Law courts in Accra were deserted on Friday April 1, as the Judicial Service Workers Association of Ghana (JUSAG) began a strike over government’s failure to implement their consolidated salaries and emoluments.
The doors to the new court complex which houses many commercial, land, general jurisdiction and other courts were closed to the public and the few visitors unaware of the strike action.
The Circuit Courts and High Courts in Accra were also deserted and the only staff present would not render any services or respond to the simplest of enquiries.
The President of JUSAG Mr Alex Nartey, said at a press conference on March 31, that the withdrawal of services would continue until all their demands were met.
He however urged security personnel of the service to remain at post in order to protect state property.
The strike which could pose a test to government’s resolve to avoid the recurrent election year budget overruns, follows an ultimatum by JUSAG on March 2, 2016 demanding the full implementation of their new salaries, which they said has not been carried out since being approved and presented to government by the Judicial Council in June 2015.
Mr Alex Nartey said that JUSAG had not received any official correspondence from the government.

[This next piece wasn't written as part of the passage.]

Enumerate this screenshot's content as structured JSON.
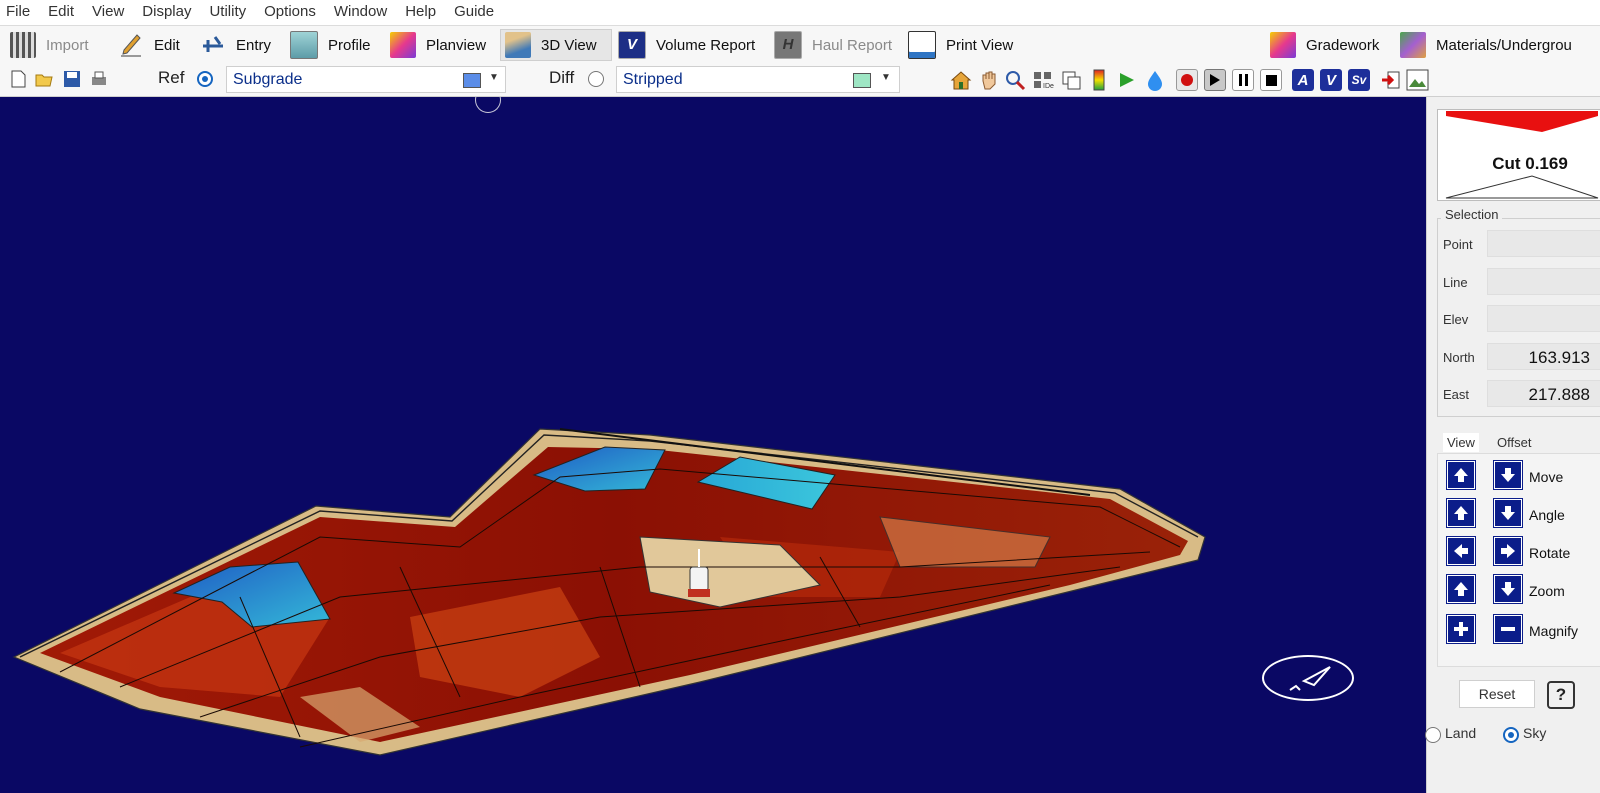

“The National Labour Commission wrote to the Ministry of Employment and Labour Relations requesting a response within seven days of our letter. If there has been any correspondence, we are yet to know.”
Instead, the JUSAG President said management drew the association’s attention to a letter from government on March 16, 2016, requesting the establishment of a committee to review the new salaries that had been approved by the Judicial Council.
According to Mr Nartey, government’s response to the letter which the association sees as a delay tactic, did not only flout the tenets of the 1992 Constitution, but was a disdain to the Judicial Council and an affront to administrative procedures.
JUSAG, Mr Nartey said, was not opposed to government seeking for clarification on approved documents.
“However, we cannot fathom the imposition of a committee requesting us (JUSAG) to defend an approved document of the Judicial Council,” he added.
Mr Nartey said if there was any review of salaries to be done by the government it should be done in consultation with the Judicial Council and not a body outside the Council.
He said to the best of the association’s knowledge, the Judicial Council had fairly and constitutionally considered JUSAG’s position and grievances.
In 2012, the Judicial Council considered the analogous grades of officers of the Judicial Service as compared to some members of the lower bench and produced a document recommending the consolidation of all salaries and allowances and detailing the conditions of service for senior and junior employees.
By Emmanuel Odonkor with additional files from GNA